“I entrusted my Wolfsonian not just to FIU, but also to the South Florida communities and to our visitors from all over the world,” said Founder Micky Wolfson. “It gives me enormous satisfaction to see that this audacious expansion will present the collection as even a greater catalyst for discussion, education and thoughtfulness that is so important to giving our new present what was valid and invalid in our past.”

The project will be funded by $10 million awarded to The Wolfsonian by voters in 2004 through Miami-Dade County's Building Better Communities General Obligation Bond, which will be supplemented by private donations. A full design process, required approvals and review, and opportunities for community participation are still ahead. 

A space that intrigues and inspires

Intrigued by The Wolfsonian–FIU’s unique exhibits and curios, Miami Beach resident Suzi Rudd Cohen found herself coming back to the museum again and again – so often, in fact, that she was inspired to join The Wolfsonian–FIU’s advisory board.

“When we moved to Miami Beach 15 years ago, I was starving for intellectual engagement,” she said, adding she was surprised to find The Wolfsonian–FIU just a few blocks from her apartment. “The museum is brimming with intellectual stimulation and treasures.”

There are many thought-provoking pieces in the collection, Rudd Cohen attests, none more compelling than the last: “The aluminum Wrestler who greets you at the door, an edition of Mein Kampf in Braille, and the breathtaking stained-glass windows by Henry Clarke – I could go on and on.”

In the fiscal year 2019-2020, before the onset of the COVID-19 pandemic, the museum welcomed more than 26,000 visitors on site, including nearly 1,700 visitors to the weekly “Free Fridays at the Wolf.” It also hosted 436 group tours and 43 public programs; and when the museum was forced to temporarily close to the public as a result of the pandemic, it offered a series of virtual tours, digital exhibits and programming online. In its endeavor to preserve history and culture, The Wolfsonian–FIU also acquired 590 works last year.

Visitors explore the museum's vast collection. Photo by World Red Eye

Equally important to the museum’s mission are research and community outreach. Young people, for example, are finding their voices on social issues and expressing their creativity through The Wolfsonian–FIU’s popular classroom programs: STEAM x Design, STEAM Zine, and Zines for Progress, three keystone educational initiatives that familiarize Miami-Dade County Public Schools students with the world-class collection in their backyard.

Nautilus Middle School Teacher Lisette Burns feels the STEAM (science, technology, engineering, art and math) outreach activities she and her students participate in at the museum are “invaluable, memorable and unique,” and she looks forward to bringing future classes, too.

Zines for Progress brings local high school students to the museum to research social issues and learn from an artist. Using this work, they create self-published “zines” that challenge them to express their opinions and inspire positive changes in their communities.
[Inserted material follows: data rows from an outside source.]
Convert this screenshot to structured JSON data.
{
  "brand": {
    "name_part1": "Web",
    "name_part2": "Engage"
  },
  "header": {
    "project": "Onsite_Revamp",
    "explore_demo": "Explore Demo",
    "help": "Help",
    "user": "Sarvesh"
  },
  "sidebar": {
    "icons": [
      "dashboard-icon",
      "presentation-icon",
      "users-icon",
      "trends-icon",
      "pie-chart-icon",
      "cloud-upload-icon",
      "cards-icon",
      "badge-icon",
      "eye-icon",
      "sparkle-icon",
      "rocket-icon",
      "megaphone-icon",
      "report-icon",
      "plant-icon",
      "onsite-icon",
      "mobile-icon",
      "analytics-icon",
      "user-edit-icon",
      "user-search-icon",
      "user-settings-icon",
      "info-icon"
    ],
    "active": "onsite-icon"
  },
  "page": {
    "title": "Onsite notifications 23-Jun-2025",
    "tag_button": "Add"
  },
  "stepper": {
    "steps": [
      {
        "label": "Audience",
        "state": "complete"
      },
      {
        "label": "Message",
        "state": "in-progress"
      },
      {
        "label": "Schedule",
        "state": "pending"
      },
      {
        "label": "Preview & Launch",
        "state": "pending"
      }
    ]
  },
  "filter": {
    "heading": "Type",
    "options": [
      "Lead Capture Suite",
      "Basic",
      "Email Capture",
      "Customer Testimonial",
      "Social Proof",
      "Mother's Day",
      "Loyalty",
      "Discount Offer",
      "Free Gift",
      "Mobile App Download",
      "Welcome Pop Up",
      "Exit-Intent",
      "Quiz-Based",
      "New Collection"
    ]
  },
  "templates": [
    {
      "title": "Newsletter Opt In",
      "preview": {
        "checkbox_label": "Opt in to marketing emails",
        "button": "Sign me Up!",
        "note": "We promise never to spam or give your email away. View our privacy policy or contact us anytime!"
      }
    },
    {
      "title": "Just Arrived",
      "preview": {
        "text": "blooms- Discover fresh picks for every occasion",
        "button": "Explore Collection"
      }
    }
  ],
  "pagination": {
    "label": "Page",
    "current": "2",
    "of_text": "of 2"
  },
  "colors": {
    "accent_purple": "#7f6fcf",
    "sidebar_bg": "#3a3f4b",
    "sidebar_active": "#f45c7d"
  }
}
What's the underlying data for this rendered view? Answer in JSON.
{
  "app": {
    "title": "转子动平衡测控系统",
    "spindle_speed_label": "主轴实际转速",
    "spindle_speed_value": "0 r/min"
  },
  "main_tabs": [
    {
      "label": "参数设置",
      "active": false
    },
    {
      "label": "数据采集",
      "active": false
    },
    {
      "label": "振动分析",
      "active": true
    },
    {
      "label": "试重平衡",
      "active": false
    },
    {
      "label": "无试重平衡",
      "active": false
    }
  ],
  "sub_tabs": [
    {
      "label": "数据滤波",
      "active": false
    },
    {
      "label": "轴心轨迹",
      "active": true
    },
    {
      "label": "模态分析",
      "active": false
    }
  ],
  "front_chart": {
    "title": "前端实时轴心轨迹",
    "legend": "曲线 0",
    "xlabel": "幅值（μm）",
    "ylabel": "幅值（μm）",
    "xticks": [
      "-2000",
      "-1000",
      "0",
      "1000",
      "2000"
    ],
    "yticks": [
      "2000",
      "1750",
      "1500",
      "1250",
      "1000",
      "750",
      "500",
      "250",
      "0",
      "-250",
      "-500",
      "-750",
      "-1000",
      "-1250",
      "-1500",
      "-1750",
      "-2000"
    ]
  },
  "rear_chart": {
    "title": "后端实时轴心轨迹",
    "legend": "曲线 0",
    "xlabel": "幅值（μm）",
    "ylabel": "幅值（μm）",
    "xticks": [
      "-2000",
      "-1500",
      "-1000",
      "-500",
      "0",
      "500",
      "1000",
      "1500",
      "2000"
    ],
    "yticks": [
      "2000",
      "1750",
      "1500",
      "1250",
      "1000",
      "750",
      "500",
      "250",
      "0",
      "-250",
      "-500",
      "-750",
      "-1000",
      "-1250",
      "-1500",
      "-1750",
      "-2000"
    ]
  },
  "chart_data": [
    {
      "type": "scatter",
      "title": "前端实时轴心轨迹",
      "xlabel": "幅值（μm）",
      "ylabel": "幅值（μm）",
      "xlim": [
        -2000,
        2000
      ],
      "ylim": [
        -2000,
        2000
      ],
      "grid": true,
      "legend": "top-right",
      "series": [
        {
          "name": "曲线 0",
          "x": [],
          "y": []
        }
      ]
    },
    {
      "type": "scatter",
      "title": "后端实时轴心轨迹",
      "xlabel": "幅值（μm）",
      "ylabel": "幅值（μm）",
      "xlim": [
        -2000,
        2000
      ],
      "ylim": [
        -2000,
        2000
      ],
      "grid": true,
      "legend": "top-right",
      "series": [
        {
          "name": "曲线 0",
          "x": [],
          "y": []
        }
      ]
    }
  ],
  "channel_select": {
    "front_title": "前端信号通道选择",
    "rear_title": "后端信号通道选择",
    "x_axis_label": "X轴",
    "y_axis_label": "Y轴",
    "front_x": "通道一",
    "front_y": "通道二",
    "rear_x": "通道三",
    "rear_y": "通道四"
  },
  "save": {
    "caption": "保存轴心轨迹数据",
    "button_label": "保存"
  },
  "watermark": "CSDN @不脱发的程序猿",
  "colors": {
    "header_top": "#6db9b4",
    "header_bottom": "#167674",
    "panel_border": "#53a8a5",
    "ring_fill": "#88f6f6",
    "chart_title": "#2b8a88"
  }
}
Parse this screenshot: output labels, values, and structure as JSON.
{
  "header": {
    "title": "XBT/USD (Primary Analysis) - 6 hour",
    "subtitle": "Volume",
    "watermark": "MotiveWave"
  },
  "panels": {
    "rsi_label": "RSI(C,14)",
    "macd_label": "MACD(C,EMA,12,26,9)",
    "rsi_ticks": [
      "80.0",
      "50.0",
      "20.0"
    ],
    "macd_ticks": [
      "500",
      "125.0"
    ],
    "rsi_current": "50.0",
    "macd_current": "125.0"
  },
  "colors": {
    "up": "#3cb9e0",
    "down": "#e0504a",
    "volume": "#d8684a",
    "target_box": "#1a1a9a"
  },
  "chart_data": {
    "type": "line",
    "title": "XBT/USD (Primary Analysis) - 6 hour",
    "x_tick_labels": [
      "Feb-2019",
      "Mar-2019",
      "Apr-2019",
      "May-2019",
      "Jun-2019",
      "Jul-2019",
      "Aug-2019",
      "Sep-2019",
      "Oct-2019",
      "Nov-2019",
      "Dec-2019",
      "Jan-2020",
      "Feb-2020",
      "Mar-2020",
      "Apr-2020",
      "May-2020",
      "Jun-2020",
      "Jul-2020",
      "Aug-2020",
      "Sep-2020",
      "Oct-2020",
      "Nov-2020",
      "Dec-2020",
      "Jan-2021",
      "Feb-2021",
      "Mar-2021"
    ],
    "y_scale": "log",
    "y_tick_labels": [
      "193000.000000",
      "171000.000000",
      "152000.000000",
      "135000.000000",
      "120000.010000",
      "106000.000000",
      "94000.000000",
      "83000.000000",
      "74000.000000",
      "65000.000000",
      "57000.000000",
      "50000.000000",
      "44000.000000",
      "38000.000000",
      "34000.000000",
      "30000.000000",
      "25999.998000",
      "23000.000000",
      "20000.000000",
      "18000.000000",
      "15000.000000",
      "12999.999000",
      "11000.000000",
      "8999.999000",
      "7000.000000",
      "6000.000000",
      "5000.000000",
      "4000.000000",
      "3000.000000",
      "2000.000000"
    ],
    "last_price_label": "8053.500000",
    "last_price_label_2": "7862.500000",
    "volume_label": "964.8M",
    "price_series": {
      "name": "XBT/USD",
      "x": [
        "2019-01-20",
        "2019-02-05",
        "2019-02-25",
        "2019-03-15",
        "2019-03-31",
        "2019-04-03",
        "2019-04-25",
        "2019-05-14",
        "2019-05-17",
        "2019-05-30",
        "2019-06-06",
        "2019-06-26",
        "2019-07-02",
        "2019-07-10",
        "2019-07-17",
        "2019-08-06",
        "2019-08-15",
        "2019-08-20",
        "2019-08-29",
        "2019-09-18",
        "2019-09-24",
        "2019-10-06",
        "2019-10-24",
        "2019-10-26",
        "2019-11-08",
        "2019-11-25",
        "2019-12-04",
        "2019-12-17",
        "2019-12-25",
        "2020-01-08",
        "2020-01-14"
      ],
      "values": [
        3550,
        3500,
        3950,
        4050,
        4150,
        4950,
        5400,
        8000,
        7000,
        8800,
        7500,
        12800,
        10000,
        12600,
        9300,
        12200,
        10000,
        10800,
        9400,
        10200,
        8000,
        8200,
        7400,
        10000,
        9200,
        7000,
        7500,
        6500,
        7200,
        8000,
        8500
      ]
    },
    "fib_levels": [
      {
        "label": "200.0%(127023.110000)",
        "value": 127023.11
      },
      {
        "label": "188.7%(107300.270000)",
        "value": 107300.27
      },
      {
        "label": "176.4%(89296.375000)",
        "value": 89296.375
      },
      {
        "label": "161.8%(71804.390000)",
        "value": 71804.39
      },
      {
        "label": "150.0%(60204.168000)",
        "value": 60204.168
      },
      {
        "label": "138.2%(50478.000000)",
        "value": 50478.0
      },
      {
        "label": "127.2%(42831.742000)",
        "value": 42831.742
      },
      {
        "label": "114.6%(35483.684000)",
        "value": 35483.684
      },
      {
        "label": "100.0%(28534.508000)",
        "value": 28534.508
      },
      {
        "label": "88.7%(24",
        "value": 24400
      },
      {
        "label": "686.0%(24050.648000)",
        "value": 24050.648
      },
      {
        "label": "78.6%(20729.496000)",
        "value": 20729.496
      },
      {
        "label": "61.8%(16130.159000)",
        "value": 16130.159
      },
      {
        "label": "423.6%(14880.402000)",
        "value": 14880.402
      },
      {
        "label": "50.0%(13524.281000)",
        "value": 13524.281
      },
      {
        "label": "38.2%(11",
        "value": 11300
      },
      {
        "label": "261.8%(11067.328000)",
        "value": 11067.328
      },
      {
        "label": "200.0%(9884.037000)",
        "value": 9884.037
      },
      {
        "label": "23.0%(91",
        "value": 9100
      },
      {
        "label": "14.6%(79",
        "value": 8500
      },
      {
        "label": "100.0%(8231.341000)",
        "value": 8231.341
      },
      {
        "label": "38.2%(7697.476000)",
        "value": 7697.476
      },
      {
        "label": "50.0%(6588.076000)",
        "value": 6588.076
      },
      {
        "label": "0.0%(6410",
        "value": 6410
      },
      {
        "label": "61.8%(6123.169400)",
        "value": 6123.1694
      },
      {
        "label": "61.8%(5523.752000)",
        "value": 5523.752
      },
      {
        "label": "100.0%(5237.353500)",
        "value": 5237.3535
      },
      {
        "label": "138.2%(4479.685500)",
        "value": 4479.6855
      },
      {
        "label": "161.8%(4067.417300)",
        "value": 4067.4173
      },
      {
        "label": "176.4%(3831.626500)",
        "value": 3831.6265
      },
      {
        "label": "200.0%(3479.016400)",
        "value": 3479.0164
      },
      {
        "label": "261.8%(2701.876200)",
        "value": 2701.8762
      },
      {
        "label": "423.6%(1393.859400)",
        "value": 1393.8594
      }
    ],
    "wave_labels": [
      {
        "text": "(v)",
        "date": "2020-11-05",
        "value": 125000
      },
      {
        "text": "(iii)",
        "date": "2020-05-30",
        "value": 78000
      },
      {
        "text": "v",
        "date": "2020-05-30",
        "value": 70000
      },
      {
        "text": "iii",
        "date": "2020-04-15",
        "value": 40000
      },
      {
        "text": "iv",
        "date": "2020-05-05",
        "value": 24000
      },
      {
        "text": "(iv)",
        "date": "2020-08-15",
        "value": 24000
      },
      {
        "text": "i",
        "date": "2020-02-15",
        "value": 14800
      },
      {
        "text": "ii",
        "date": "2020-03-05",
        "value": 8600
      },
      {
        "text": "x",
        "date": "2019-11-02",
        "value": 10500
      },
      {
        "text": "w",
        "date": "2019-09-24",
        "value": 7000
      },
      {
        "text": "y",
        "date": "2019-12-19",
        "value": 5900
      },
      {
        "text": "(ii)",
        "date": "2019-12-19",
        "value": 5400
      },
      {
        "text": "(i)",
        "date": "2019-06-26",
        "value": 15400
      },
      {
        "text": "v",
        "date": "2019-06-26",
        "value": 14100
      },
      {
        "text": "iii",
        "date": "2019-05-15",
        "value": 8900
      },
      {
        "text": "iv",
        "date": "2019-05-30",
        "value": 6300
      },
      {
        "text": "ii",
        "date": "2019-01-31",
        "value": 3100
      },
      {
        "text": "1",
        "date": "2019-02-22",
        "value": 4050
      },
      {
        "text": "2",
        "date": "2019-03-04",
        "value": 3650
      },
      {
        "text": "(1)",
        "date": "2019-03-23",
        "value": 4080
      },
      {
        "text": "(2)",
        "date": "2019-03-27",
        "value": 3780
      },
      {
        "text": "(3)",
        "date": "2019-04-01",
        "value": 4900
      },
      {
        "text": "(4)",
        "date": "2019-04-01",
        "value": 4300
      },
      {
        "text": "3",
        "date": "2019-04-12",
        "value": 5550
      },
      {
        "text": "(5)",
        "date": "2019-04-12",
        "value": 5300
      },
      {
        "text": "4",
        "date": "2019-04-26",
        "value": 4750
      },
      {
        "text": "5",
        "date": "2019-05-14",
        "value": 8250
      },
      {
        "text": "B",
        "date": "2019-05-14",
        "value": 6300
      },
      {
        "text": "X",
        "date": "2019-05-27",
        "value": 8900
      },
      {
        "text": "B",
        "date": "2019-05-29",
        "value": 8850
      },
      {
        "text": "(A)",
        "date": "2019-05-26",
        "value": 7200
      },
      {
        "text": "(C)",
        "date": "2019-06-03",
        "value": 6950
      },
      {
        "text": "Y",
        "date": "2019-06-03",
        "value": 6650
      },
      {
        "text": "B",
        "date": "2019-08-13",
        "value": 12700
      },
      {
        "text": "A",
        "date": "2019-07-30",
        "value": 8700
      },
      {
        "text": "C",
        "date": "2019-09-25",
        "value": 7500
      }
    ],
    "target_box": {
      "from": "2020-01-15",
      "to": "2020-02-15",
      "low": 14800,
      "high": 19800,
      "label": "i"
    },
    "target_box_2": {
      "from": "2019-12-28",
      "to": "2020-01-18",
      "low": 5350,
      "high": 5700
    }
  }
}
The zines are included in the museum’s digital collection and can be viewed at

“The creative process is a much more organic way to learn. In class, we talk about congruency between the idea, the image and the message. It really helps promote critical thinking,” said Caridad McCormick, whose twelfth grade creative writing class from G. Holmes Braddock High School participated in Zines for Progress program in 2017.

Teen-created zines by participants of the Zines for Progress program, available to view at

A new division of FIU, The Wolfsonian Public Humanities Lab (WPHL), will take all of this community interaction to the next level. Connecting the often-siloed worlds of academic, public, and civic life, WPHL will help champion the collections of all three of FIU’s art museums.

The Wolfsonian–FIU also provides fellowships to promote scholarly research on its collection in a wide range of fields and hosts short-term visits from scholars from around the world. In addition, researchers have access to an ever-growing catalog of digitized objects in the museum’s online collection.

With the realization of this project, The Wolfsonian–FIU can flourish as a cultural and educational hub in Miami Beach that both inspires visitors and sparks ingenuity in scholars and creators for generations to come.